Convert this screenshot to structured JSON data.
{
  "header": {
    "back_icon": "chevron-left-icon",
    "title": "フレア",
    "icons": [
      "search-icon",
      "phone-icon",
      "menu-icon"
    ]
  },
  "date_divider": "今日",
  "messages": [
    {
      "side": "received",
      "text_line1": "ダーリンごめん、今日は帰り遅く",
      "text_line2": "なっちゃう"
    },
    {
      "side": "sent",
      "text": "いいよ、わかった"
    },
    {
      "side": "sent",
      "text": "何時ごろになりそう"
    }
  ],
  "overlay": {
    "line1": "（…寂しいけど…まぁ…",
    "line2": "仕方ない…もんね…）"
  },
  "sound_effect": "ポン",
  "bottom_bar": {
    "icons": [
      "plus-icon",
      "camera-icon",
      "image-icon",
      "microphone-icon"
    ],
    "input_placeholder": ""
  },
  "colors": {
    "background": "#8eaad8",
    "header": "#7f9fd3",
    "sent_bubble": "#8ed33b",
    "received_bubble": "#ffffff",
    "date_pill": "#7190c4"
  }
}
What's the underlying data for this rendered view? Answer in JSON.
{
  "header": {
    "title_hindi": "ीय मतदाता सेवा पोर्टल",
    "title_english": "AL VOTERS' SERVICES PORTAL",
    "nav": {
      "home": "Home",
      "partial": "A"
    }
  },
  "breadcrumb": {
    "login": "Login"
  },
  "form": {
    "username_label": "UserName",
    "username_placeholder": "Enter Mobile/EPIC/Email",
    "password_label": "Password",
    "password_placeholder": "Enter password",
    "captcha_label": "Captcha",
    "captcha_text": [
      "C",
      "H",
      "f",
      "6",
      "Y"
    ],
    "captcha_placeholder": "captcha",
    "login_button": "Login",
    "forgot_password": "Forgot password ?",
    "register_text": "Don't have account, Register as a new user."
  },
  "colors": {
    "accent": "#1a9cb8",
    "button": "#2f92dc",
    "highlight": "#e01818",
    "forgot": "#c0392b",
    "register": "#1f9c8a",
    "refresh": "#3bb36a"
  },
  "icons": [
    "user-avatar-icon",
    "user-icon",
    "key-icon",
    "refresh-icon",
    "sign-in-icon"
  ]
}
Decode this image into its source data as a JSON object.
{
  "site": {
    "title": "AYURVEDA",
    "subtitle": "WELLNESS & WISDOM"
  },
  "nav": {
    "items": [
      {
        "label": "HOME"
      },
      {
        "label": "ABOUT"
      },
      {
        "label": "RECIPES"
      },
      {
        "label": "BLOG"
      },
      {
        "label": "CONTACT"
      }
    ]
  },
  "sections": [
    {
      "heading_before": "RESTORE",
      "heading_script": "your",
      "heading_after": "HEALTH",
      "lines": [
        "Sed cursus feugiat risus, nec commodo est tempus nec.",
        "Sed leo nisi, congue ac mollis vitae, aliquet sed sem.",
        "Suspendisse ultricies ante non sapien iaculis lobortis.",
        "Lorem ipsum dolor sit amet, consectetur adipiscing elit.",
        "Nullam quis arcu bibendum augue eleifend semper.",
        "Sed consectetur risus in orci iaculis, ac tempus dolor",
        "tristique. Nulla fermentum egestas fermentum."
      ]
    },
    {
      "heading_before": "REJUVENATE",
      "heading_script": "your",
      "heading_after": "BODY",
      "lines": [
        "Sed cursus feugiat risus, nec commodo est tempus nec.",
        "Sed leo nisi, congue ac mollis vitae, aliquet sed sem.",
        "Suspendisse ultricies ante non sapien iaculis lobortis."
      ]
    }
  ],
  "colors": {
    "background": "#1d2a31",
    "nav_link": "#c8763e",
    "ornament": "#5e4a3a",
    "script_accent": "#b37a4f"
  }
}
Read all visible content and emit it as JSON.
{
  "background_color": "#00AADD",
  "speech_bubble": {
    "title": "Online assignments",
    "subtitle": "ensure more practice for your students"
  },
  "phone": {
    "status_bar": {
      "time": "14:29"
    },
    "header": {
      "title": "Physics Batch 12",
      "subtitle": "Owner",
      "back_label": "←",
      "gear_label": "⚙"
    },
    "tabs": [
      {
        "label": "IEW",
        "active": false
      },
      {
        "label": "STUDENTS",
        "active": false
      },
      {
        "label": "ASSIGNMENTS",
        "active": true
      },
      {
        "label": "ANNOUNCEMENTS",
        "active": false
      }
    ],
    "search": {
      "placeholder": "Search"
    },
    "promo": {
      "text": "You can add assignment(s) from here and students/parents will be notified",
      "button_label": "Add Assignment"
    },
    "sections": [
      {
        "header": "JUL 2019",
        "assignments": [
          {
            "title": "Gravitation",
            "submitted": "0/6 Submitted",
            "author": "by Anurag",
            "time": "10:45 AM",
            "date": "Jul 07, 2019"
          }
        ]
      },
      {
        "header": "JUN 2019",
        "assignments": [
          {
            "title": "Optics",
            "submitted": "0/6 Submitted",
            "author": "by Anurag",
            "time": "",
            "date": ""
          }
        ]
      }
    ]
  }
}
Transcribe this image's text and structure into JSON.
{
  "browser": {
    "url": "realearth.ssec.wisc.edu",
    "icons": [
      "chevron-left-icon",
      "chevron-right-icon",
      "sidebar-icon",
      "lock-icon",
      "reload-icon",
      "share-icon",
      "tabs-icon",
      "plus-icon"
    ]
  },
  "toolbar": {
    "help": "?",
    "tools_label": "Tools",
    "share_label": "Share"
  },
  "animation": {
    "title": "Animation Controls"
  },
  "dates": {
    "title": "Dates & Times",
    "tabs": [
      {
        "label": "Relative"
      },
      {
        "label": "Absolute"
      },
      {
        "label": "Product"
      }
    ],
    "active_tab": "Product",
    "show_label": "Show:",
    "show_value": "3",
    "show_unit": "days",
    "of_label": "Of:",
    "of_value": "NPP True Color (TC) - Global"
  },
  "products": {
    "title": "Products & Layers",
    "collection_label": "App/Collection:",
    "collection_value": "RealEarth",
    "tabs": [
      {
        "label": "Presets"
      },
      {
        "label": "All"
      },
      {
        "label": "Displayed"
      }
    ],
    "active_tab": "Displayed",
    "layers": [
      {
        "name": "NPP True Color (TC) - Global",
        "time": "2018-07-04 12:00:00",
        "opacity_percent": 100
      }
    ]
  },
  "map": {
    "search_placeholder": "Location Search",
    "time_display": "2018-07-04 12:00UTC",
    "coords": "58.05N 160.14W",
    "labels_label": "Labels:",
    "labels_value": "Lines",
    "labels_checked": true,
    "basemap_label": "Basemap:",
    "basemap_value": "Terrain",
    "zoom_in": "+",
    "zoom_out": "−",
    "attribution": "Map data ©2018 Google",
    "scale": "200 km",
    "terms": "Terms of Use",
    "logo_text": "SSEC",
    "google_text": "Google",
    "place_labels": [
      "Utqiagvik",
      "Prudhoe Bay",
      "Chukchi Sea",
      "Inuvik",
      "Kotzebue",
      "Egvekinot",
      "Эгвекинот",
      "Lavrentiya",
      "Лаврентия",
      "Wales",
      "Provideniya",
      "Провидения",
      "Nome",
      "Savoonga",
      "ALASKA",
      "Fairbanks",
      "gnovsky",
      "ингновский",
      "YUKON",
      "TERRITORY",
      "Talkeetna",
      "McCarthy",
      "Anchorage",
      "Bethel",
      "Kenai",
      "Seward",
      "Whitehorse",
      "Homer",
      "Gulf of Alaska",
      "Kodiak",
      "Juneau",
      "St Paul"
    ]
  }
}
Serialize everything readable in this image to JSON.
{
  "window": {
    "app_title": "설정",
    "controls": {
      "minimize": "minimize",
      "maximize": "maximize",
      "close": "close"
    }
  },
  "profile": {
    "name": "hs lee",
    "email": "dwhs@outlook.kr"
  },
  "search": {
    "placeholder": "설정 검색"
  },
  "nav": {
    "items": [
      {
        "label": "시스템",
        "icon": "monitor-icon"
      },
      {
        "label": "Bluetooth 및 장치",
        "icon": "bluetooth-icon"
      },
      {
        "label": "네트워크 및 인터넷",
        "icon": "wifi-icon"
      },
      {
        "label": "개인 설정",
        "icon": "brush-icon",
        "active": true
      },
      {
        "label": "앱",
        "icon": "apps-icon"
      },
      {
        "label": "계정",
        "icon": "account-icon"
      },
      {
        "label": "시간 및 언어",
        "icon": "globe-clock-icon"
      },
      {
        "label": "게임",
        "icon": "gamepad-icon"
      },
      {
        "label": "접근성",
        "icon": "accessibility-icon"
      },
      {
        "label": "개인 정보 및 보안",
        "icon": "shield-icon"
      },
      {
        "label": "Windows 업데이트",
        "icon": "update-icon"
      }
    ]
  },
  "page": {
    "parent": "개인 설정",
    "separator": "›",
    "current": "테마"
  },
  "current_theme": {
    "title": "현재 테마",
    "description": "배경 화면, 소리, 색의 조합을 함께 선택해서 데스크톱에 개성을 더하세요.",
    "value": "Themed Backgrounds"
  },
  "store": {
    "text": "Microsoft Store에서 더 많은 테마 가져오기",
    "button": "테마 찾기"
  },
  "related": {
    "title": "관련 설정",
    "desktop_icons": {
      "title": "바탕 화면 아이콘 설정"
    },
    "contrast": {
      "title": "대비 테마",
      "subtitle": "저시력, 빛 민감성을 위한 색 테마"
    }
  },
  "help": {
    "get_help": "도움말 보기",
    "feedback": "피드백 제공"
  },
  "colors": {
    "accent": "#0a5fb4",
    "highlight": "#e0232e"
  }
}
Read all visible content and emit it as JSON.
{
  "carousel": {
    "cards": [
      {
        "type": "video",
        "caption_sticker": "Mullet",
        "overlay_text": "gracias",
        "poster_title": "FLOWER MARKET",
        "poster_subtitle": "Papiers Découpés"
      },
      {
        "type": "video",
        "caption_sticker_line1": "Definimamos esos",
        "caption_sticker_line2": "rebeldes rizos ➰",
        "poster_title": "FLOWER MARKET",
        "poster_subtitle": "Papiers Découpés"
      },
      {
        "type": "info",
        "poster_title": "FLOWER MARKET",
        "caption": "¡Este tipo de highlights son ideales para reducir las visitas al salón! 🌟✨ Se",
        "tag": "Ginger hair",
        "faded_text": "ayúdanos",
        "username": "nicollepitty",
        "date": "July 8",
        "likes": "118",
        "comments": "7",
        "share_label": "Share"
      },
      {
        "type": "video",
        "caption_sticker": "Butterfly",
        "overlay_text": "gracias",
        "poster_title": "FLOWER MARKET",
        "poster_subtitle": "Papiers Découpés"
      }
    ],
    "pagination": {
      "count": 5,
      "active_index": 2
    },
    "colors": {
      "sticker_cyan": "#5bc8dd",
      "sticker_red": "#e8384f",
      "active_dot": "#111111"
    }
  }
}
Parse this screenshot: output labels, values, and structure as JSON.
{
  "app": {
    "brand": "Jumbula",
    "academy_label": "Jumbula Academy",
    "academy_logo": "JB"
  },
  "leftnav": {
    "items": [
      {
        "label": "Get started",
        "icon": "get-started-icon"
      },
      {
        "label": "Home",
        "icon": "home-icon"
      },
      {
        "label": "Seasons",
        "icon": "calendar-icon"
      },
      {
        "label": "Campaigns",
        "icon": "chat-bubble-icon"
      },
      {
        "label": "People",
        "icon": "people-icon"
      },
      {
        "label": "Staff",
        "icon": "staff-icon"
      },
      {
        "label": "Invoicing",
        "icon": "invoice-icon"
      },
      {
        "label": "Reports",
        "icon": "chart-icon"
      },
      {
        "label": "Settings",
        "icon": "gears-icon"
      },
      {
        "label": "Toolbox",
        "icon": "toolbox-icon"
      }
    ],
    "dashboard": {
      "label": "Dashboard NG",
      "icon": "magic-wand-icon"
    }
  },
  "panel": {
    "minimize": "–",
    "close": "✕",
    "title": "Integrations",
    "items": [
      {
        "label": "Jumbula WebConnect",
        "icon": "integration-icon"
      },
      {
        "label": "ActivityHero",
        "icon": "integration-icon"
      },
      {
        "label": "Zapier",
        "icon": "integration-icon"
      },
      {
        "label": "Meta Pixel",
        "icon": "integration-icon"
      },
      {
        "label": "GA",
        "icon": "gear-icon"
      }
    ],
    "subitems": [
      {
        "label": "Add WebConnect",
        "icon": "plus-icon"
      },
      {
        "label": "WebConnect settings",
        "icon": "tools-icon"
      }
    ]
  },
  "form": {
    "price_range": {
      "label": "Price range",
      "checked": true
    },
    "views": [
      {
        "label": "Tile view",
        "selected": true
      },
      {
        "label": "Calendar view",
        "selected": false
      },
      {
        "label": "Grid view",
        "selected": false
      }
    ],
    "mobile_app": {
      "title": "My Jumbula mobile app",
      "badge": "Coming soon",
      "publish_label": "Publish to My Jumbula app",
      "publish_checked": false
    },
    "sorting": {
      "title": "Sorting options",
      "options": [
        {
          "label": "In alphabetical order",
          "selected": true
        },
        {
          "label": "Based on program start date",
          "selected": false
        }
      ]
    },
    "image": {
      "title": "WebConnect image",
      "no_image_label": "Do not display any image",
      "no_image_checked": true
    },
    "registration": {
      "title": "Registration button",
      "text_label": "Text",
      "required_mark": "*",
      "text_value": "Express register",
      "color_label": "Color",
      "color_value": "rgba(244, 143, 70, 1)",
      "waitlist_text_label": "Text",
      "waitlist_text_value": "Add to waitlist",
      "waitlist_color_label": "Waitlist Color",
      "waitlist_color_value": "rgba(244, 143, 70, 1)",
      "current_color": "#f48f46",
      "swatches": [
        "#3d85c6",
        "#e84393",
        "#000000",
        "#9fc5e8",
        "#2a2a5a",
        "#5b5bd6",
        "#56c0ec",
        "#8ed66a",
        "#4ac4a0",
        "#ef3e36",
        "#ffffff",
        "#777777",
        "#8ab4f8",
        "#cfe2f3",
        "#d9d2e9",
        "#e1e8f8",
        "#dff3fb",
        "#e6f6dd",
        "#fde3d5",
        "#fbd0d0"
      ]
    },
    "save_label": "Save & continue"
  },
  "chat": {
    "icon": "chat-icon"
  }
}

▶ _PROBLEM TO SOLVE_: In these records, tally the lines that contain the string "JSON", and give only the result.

▶ _COMPLETED TASK_: 8